"The initial trail system being proposed is only about two miles long and does not currently include all of the Switzerland Trail at Caribou Ranch," Webel explained. "But we are encouraged that the County has pledged to find a suitable trail connection to the Sourdough Trail north of the property, and we are optimistic that the existing railroad grade will be the best choice."

When the Caribou Ranch acquisition was first presented to the public in 1996, the only proposed uses were to be "pedestrian" activities such as hiking, cross-country skiing, snowshoeing and picnicking. However, many members of the Boulder County Horse Association pointed out the long history of the Caribou Ranch as a working cattle ranch, the home of the first Arabian horse breeding operation in Colorado, the Van Vleet Arabian Stud, and the fact that the Guercio family themselves are equestrians.
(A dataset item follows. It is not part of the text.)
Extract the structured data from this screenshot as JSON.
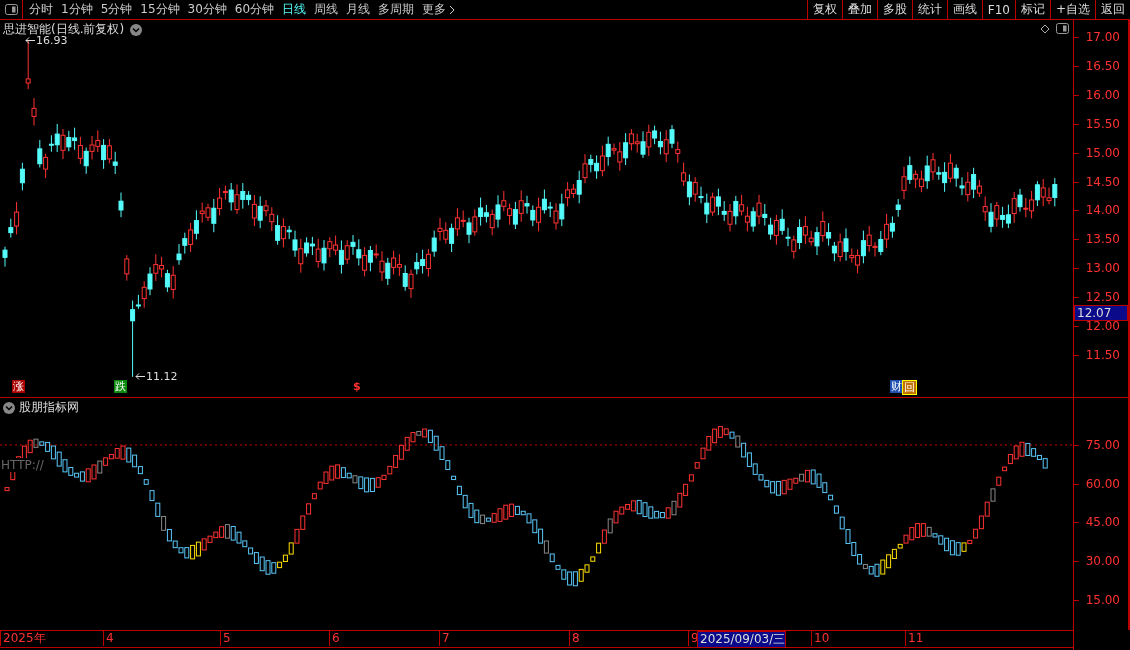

They emphasized the importance of the Switzerland Trail as the only possible off-road trail connection between Nederland and the existing Sourdough Trail to the north, as well as to other parts of the railroad grade that are currently functioning as trails within Roosevelt National Forest, and to other existing trails both north and south of the property. After much discussion, the Board of County Commissioners agreed to allow horses on the property, and Mr. Guercio expressed his appreciation to BCHA for "getting horses back on the Caribou Ranch."

The Boulder County Horse Association was founded as a Colorado non-profit corporation in 1971 and attained 501(c)3 status with the Internal Revenue Service in 1997. In the mid-1980's BCHA built and has maintained the Doudy Draw Trail on City of Boulder Open Space and Mountain Parks land, and has provided funding and volunteers at several National Trails Day projects including Rabbit Mountain, Walker Ranch, the Hall and Heil Valley Ranches, and the Left Hand Trail.
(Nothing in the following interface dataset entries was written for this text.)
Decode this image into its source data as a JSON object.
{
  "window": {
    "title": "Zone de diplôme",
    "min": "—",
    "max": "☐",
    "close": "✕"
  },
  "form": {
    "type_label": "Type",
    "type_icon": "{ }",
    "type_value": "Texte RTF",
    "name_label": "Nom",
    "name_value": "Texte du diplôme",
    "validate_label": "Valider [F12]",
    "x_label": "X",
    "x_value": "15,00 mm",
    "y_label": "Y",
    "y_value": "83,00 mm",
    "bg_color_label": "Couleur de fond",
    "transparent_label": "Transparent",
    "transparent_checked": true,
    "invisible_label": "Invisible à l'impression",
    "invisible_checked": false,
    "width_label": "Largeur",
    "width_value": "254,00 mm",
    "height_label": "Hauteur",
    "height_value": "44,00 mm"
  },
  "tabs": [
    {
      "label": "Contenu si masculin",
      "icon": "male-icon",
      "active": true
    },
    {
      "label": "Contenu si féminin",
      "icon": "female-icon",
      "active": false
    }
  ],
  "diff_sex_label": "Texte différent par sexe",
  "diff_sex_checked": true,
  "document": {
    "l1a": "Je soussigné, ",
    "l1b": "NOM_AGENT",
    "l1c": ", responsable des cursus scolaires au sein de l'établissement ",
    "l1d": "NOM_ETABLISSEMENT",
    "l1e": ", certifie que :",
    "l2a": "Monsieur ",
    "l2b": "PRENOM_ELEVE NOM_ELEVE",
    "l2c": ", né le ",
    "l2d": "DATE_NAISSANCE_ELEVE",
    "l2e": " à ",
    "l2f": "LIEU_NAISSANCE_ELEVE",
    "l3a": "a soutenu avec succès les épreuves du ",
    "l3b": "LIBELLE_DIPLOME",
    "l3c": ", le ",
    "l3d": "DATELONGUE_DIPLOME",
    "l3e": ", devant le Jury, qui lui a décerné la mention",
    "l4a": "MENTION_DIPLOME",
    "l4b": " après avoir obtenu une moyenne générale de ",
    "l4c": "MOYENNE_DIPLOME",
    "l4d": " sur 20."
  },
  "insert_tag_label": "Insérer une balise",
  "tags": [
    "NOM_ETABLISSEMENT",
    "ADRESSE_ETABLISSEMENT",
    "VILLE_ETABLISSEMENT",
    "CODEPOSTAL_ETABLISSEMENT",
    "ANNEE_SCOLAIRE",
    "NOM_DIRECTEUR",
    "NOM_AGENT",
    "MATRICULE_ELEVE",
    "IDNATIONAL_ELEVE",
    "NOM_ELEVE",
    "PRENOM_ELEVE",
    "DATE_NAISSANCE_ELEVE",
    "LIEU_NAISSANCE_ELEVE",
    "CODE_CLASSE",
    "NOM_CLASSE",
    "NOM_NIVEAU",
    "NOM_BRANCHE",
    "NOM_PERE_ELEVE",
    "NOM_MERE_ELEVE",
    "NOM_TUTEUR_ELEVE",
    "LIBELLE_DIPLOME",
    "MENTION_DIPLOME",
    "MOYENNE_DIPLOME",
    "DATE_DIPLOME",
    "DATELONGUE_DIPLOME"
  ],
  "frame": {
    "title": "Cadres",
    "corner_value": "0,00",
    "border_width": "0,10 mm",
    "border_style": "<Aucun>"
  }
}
The Roundup Riders of the Rockies was founded in 1948, and is recognized statewide as a significant group of horsemen from many backgrounds, businesses and professions. The Heritage and Trails Foundation was established as a 501(c)3 organization in 1988 to raise funds for trails and education. HTF grant recipients include the Colorado Trail Foundation, the Continental Divide Trail Alliance, the 10th Mountain Hut Association, the Highline Canal Preservation Association, Douglas County Division of Open Space and Natural Resources, and the USDA Forest Service.

Rollin D. Barnard, President of the RRR/HTF, points out that the first Treasurer of their organization was an early owner of the Caribou Ranch, Mr. L.W. Van Vleet, and that the current owner, Jim Guercio, is also a member of their group. "We consider the Caribou Ranch to be a very important historic and present-day venue for our group's activities, as well as for other equestrians and hikers, "he said. "We are impressed with BCHA's objectives and believe their plan for trails on the property is exactly the type of project our Foundation was created to assist. We hope that Boulder County agrees to take BCHA up on its generous offer, and we look forward to receiving a specific financial proposal from BCHA for this project in the near future."
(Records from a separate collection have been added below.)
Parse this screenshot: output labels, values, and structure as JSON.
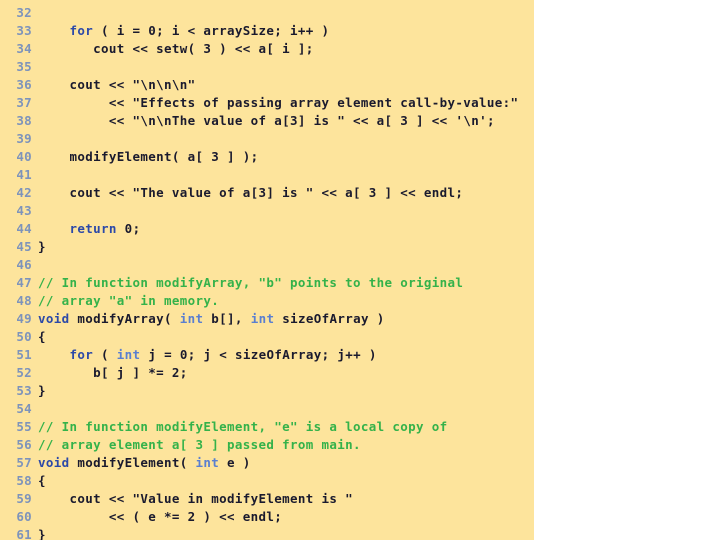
{
  "editor": {
    "background_color": "#fde49c",
    "page_background_color": "#ffffff",
    "lineno_color": "#7d93bb",
    "keyword_color": "#2c49a8",
    "type_color": "#5a7fd0",
    "comment_color": "#34b24a",
    "text_color": "#1a1a2e",
    "language": "C++",
    "first_line_number": 32,
    "last_line_number": 61
  },
  "lines": [
    {
      "n": "32",
      "tokens": []
    },
    {
      "n": "33",
      "tokens": [
        {
          "t": "plain",
          "s": "    "
        },
        {
          "t": "kw",
          "s": "for"
        },
        {
          "t": "plain",
          "s": " ( i = 0; i < arraySize; i++ )"
        }
      ]
    },
    {
      "n": "34",
      "tokens": [
        {
          "t": "plain",
          "s": "       cout << setw( 3 ) << a[ i ];"
        }
      ]
    },
    {
      "n": "35",
      "tokens": []
    },
    {
      "n": "36",
      "tokens": [
        {
          "t": "plain",
          "s": "    cout << "
        },
        {
          "t": "str",
          "s": "\"\\n\\n\\n\""
        }
      ]
    },
    {
      "n": "37",
      "tokens": [
        {
          "t": "plain",
          "s": "         << "
        },
        {
          "t": "str",
          "s": "\"Effects of passing array element call-by-value:\""
        }
      ]
    },
    {
      "n": "38",
      "tokens": [
        {
          "t": "plain",
          "s": "         << "
        },
        {
          "t": "str",
          "s": "\"\\n\\nThe value of a[3] is \""
        },
        {
          "t": "plain",
          "s": " << a[ 3 ] << "
        },
        {
          "t": "str",
          "s": "'\\n'"
        },
        {
          "t": "plain",
          "s": ";"
        }
      ]
    },
    {
      "n": "39",
      "tokens": []
    },
    {
      "n": "40",
      "tokens": [
        {
          "t": "plain",
          "s": "    modifyElement( a[ 3 ] );"
        }
      ]
    },
    {
      "n": "41",
      "tokens": []
    },
    {
      "n": "42",
      "tokens": [
        {
          "t": "plain",
          "s": "    cout << "
        },
        {
          "t": "str",
          "s": "\"The value of a[3] is \""
        },
        {
          "t": "plain",
          "s": " << a[ 3 ] << endl;"
        }
      ]
    },
    {
      "n": "43",
      "tokens": []
    },
    {
      "n": "44",
      "tokens": [
        {
          "t": "plain",
          "s": "    "
        },
        {
          "t": "kw",
          "s": "return"
        },
        {
          "t": "plain",
          "s": " "
        },
        {
          "t": "num",
          "s": "0"
        },
        {
          "t": "plain",
          "s": ";"
        }
      ]
    },
    {
      "n": "45",
      "tokens": [
        {
          "t": "plain",
          "s": "}"
        }
      ]
    },
    {
      "n": "46",
      "tokens": []
    },
    {
      "n": "47",
      "tokens": [
        {
          "t": "comment",
          "s": "// In function modifyArray, \"b\" points to the original"
        }
      ]
    },
    {
      "n": "48",
      "tokens": [
        {
          "t": "comment",
          "s": "// array \"a\" in memory."
        }
      ]
    },
    {
      "n": "49",
      "tokens": [
        {
          "t": "kw",
          "s": "void"
        },
        {
          "t": "plain",
          "s": " modifyArray( "
        },
        {
          "t": "type",
          "s": "int"
        },
        {
          "t": "plain",
          "s": " b[], "
        },
        {
          "t": "type",
          "s": "int"
        },
        {
          "t": "plain",
          "s": " sizeOfArray )"
        }
      ]
    },
    {
      "n": "50",
      "tokens": [
        {
          "t": "plain",
          "s": "{"
        }
      ]
    },
    {
      "n": "51",
      "tokens": [
        {
          "t": "plain",
          "s": "    "
        },
        {
          "t": "kw",
          "s": "for"
        },
        {
          "t": "plain",
          "s": " ( "
        },
        {
          "t": "type",
          "s": "int"
        },
        {
          "t": "plain",
          "s": " j = 0; j < sizeOfArray; j++ )"
        }
      ]
    },
    {
      "n": "52",
      "tokens": [
        {
          "t": "plain",
          "s": "       b[ j ] *= 2;"
        }
      ]
    },
    {
      "n": "53",
      "tokens": [
        {
          "t": "plain",
          "s": "}"
        }
      ]
    },
    {
      "n": "54",
      "tokens": []
    },
    {
      "n": "55",
      "tokens": [
        {
          "t": "comment",
          "s": "// In function modifyElement, \"e\" is a local copy of"
        }
      ]
    },
    {
      "n": "56",
      "tokens": [
        {
          "t": "comment",
          "s": "// array element a[ 3 ] passed from main."
        }
      ]
    },
    {
      "n": "57",
      "tokens": [
        {
          "t": "kw",
          "s": "void"
        },
        {
          "t": "plain",
          "s": " modifyElement( "
        },
        {
          "t": "type",
          "s": "int"
        },
        {
          "t": "plain",
          "s": " e )"
        }
      ]
    },
    {
      "n": "58",
      "tokens": [
        {
          "t": "plain",
          "s": "{"
        }
      ]
    },
    {
      "n": "59",
      "tokens": [
        {
          "t": "plain",
          "s": "    cout << "
        },
        {
          "t": "str",
          "s": "\"Value in modifyElement is \""
        }
      ]
    },
    {
      "n": "60",
      "tokens": [
        {
          "t": "plain",
          "s": "         << ( e *= 2 ) << endl;"
        }
      ]
    },
    {
      "n": "61",
      "tokens": [
        {
          "t": "plain",
          "s": "}"
        }
      ]
    }
  ]
}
Information on the Roundup Riders of the Rockies' Heritage and rails Foundation may be obtained from:

Rollin D. BarnardPresident, RRR/ HTF9902 No. Heather Dr., Castle Rock, CO 80104-9133303-858-0465

[Post Script: The Board of County Commissioners unanimously approved staff's Caribou Ranch Management Plan on October 15, 2002. This plan consists of a two mile loop trail starting from the Mud Lake property adjacent to the south end of Caribou Ranch. The trail would utilize a short portion of the Switzerland Trail as far as the Bluebird mine and town site, returning via an old ranch road past the Delonde Homestead. The County plans to take another six years to open this short trail, which will be open to pedestrians and equestrians only under the original terms of the acquisition. The northward extension of the Switzerland Trail, from Bluebird to the Rainbow Lakes Road, is still under negotiation with the Guercio family, BCHA, the RRR/HTF, BCPOS and the US Forest Service. BCHA and RRR/HTF have advised the County that their offer of trail assistance will be activated only upon successful completion of this negotiation.]